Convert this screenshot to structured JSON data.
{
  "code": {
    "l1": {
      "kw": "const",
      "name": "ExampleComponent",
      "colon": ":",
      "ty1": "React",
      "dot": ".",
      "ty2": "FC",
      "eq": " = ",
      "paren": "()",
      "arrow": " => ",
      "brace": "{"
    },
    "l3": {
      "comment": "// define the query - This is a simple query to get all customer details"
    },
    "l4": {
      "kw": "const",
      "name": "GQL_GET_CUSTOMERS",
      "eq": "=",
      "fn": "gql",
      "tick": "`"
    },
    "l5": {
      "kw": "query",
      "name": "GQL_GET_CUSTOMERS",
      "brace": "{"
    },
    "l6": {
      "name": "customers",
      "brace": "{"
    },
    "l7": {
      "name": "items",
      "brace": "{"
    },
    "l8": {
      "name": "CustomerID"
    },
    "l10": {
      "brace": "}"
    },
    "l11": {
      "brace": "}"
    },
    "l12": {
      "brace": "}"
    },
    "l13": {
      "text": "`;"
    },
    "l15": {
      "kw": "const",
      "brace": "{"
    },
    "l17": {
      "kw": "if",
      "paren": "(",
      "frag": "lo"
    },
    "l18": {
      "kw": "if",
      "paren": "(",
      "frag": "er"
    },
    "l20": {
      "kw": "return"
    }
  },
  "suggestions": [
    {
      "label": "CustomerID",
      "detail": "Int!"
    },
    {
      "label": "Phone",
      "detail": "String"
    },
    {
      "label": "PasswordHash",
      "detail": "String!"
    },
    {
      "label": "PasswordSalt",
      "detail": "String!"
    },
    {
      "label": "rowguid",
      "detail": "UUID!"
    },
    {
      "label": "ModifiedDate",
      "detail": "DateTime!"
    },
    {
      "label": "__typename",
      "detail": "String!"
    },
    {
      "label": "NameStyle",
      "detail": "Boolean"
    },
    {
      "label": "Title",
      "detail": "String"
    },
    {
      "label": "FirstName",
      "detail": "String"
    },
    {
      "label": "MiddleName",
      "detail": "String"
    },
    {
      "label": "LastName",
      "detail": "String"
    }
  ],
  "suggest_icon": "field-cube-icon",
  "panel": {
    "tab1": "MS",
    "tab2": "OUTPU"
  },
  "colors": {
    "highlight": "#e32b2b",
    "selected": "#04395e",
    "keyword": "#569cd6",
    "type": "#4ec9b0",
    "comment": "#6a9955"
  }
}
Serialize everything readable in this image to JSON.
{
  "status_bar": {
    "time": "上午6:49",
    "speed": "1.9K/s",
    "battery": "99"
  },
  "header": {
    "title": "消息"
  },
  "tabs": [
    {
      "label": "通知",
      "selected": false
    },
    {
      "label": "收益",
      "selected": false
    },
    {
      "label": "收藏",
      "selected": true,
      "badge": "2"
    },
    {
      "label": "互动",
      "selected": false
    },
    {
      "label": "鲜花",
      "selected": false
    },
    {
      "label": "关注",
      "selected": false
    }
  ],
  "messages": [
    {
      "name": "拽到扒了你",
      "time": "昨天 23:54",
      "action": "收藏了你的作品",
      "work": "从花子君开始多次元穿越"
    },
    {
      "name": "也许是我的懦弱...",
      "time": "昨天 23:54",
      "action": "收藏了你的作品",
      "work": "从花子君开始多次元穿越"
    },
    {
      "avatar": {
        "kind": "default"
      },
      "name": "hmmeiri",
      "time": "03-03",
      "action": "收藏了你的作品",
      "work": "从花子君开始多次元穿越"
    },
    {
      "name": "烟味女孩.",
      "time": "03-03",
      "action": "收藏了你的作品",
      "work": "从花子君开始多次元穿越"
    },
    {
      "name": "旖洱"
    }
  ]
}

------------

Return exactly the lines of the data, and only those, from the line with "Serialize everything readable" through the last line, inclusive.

Serialize everything readable in this image to JSON.
{
  "status_bar": {
    "time": "上午6:49",
    "speed": "1.9K/s",
    "battery": "99"
  },
  "header": {
    "title": "消息"
  },
  "tabs": [
    {
      "label": "通知",
      "selected": false
    },
    {
      "label": "收益",
      "selected": false
    },
    {
      "label": "收藏",
      "selected": true,
      "badge": "2"
    },
    {
      "label": "互动",
      "selected": false
    },
    {
      "label": "鲜花",
      "selected": false
    },
    {
      "label": "关注",
      "selected": false
    }
  ],
  "messages": [
    {
      "name": "拽到扒了你",
      "time": "昨天 23:54",
      "action": "收藏了你的作品",
      "work": "从花子君开始多次元穿越"
    },
    {
      "name": "也许是我的懦弱...",
      "time": "昨天 23:54",
      "action": "收藏了你的作品",
      "work": "从花子君开始多次元穿越"
    },
    {
      "avatar": {
        "kind": "default"
      },
      "name": "hmmeiri",
      "time": "03-03",
      "action": "收藏了你的作品",
      "work": "从花子君开始多次元穿越"
    },
    {
      "name": "烟味女孩.",
      "time": "03-03",
      "action": "收藏了你的作品",
      "work": "从花子君开始多次元穿越"
    },
    {
      "name": "旖洱"
    }
  ]
}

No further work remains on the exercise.